When you’ve finished mixing the plaster, clean the power stirrer before the plaster sets on the blades.
How do I apply the plaster?
If you are going to be plastering a large area, it’s best to pour your plaster out onto a spot board. The mixture should spread but not run across the board. Using a bucket trowel, cut away a section of the plaster and transfer to your hawk board. Use a small amount to start with if you’re not used to handling the hawk.
To apply the plaster to the wall, follow these steps:
- Use the plastering trowel to pick up a small amount of plaster from the hawk board. To apply the plaster to the wall, spread the plaster firmly using an upwards stroke with the trowel angled slightly away from the wall.
- Flatten the trowel at the end of each stroke to smooth the plaster down.
- Work from the bottom left hand corner of the wall upwards and outwards, using a small amount of plaster each time.
- You can use short sweeps to start with, then longer sweeps to smooth out.

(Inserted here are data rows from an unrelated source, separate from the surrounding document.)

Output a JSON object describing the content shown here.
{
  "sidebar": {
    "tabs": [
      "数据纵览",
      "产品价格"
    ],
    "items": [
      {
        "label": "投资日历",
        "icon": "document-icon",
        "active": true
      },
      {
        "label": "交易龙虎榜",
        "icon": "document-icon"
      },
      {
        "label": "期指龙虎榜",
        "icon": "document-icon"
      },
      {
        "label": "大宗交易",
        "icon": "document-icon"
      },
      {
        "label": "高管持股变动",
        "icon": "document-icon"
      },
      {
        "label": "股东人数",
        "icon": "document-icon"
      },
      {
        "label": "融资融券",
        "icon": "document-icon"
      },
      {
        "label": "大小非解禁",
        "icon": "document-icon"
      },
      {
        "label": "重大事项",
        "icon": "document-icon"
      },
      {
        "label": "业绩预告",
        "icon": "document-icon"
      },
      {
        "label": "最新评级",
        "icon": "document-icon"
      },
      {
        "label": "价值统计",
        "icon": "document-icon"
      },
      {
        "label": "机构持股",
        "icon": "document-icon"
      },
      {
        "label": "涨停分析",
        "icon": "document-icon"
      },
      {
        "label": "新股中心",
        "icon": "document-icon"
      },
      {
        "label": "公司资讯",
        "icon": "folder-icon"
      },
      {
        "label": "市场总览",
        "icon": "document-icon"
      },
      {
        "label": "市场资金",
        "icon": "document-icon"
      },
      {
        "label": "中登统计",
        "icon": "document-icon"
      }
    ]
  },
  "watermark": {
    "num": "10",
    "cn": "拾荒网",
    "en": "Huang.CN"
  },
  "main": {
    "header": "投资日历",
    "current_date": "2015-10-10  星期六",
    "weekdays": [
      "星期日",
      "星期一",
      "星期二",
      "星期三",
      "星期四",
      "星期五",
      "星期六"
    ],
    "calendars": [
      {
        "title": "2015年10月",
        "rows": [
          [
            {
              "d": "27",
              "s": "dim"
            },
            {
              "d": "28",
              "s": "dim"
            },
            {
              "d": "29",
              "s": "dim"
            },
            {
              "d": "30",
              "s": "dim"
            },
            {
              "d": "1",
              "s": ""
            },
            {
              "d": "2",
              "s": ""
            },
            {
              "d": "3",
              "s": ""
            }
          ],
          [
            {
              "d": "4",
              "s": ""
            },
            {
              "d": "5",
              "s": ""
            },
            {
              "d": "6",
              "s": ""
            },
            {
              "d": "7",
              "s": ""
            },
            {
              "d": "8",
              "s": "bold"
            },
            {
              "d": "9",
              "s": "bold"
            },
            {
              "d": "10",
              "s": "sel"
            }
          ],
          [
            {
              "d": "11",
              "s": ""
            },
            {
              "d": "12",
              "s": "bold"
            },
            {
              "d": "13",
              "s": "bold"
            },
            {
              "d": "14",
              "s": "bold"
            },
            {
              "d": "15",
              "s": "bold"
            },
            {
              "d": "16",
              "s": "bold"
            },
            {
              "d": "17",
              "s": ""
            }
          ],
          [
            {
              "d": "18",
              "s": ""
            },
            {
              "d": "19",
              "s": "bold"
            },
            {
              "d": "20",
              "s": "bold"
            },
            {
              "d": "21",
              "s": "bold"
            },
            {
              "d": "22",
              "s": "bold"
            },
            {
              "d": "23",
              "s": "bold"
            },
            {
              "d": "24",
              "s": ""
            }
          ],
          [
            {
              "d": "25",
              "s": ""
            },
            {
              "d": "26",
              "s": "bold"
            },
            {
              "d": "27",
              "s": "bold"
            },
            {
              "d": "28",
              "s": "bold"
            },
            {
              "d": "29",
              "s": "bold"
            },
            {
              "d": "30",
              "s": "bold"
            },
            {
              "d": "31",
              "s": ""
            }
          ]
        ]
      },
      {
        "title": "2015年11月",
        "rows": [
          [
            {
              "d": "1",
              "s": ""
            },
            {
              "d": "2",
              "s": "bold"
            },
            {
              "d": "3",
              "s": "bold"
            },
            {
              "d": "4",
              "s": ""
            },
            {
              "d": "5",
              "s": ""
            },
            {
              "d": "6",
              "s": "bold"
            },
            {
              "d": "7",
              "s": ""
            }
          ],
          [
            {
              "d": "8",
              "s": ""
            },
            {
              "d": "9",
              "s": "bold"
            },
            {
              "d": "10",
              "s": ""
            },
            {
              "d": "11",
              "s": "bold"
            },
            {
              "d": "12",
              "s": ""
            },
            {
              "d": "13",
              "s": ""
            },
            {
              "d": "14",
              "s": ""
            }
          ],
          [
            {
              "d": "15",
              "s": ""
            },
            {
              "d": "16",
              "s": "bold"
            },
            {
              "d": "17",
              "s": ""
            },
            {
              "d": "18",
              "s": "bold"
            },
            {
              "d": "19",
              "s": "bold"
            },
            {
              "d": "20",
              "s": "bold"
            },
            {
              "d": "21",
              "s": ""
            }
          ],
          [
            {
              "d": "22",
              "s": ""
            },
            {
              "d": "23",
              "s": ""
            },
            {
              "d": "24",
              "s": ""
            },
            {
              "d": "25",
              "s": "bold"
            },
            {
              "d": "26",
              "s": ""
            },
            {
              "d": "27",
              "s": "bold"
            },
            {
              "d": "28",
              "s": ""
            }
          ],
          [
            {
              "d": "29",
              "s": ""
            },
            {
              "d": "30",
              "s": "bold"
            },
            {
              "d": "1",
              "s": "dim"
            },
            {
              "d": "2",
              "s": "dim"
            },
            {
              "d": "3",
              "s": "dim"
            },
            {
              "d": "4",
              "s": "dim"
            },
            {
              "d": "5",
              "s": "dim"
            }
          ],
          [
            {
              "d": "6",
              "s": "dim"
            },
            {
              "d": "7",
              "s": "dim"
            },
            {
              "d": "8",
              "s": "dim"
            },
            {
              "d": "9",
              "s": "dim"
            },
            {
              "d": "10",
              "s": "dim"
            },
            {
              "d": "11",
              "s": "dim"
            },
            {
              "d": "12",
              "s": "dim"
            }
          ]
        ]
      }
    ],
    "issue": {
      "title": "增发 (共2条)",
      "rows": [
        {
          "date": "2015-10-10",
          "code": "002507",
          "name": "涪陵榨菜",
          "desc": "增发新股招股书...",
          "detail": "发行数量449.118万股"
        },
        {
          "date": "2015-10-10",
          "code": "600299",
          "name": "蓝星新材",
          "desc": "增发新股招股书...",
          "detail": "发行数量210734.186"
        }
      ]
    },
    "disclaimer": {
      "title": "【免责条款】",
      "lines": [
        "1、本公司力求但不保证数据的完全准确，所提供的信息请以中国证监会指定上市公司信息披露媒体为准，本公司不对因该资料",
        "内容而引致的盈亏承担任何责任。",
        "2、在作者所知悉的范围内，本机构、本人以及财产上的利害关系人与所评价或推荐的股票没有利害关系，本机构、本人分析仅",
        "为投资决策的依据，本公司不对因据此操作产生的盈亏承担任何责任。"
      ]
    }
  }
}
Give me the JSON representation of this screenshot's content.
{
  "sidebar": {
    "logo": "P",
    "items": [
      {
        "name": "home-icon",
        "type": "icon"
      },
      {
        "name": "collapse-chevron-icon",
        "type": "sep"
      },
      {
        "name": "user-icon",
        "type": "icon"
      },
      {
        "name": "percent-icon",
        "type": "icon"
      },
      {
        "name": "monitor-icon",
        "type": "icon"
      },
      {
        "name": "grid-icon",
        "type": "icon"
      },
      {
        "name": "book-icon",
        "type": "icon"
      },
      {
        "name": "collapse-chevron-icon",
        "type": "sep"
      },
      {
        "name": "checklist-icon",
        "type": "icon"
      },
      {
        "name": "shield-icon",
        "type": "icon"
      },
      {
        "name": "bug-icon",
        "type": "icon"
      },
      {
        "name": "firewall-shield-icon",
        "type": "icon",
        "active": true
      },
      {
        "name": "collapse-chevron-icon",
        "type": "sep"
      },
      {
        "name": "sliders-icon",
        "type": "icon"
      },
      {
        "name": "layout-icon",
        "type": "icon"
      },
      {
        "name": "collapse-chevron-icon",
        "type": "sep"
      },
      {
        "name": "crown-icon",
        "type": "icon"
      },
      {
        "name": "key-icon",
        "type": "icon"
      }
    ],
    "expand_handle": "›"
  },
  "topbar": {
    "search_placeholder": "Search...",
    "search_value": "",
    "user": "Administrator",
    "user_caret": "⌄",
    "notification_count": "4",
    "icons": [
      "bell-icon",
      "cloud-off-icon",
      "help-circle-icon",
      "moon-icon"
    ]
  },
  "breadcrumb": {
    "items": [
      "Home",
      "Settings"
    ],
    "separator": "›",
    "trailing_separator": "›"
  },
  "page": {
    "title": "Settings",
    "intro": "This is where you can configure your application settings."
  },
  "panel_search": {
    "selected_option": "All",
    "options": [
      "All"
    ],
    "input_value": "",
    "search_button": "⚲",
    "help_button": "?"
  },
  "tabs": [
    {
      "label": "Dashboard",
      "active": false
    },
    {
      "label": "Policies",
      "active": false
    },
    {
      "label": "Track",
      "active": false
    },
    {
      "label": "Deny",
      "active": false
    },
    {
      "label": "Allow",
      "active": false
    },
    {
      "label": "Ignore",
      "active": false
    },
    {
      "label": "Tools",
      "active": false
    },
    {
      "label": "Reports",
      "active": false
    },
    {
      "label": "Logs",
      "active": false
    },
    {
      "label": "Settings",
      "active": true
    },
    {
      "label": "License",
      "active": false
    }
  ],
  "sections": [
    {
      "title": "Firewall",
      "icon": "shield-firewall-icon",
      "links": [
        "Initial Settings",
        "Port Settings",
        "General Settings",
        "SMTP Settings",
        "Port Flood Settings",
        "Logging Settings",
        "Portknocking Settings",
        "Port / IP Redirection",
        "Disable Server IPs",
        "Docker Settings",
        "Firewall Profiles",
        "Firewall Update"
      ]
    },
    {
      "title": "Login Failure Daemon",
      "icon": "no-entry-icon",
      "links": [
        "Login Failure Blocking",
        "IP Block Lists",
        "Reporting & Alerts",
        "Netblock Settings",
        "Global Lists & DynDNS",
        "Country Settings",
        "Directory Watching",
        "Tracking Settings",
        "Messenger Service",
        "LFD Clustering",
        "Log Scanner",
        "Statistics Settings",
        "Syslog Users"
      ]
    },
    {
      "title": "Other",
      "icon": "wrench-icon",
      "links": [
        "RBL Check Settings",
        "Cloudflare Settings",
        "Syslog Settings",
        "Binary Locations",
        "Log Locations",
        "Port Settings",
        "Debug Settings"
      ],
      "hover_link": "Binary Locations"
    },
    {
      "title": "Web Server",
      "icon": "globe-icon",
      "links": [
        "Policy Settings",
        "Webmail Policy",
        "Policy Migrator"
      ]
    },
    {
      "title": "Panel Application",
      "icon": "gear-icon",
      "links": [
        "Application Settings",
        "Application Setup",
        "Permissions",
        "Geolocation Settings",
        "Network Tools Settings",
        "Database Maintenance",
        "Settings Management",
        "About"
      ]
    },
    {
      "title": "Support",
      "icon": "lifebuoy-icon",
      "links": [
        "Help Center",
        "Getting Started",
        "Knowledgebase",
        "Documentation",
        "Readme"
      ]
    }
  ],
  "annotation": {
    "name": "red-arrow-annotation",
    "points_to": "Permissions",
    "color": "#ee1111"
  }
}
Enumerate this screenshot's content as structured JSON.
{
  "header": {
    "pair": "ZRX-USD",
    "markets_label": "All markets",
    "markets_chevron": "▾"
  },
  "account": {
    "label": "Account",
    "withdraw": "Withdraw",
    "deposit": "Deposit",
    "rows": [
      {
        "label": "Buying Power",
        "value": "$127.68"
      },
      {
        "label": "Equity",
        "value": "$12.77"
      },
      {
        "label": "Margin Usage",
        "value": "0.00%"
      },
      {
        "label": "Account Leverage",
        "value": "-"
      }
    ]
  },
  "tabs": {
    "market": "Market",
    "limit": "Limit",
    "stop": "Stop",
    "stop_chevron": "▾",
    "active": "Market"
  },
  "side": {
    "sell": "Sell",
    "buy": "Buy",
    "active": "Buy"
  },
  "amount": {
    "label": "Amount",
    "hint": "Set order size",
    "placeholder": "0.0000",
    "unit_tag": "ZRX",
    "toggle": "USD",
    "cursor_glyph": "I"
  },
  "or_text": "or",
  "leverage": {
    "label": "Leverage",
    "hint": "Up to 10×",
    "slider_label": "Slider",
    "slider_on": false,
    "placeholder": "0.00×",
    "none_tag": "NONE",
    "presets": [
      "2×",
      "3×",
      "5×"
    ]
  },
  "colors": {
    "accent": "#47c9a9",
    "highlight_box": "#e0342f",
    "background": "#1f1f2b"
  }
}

- Continue working your way along the wall until the plaster has been evenly spread along the whole surface.
Remember to disconnect the electricity if you’re plastering around a light socket and protect the socket with tape.
Allow the first coat of plaster to dry slightly for about 20 minutes. You can then go over the plaster again with a trowel to smooth out any bumps. If necessary spray some water on sections of the plaster. This will make the plaster respond better to the trowel. Remember to smooth out corners and edges, using a wet brush to even out.
Apply a second coat of plaster repeating the steps detailed above. The main difference with the second coat is that it needs to have a much smoother and even finish. For the second coat the plaster needs to be a little thinner – refer to manufacturer’s instructions for the best results.
Again, following the manufacturer’s instructions, leave the plaster to dry slightly. The surface should still be slightly damp but is firm enough that it doesn’t move when touched.
How do I finish off the plaster?
Once the plaster has dried to the right condition, you need to polish off your work. Go over the surface lightly with a clean trowel blade, dampening the surface with a spray bottle as you go. Again, angle the blade slightly so the edge smooths over the plaster.
Use a small damp brush to polish off the edges and corners.
Once the plaster is completely dry then it’s ready to be painted or wallpapered. Remember to close up any bags of unused plaster but bear in mind that the plaster mix will only keep for a couple of weeks.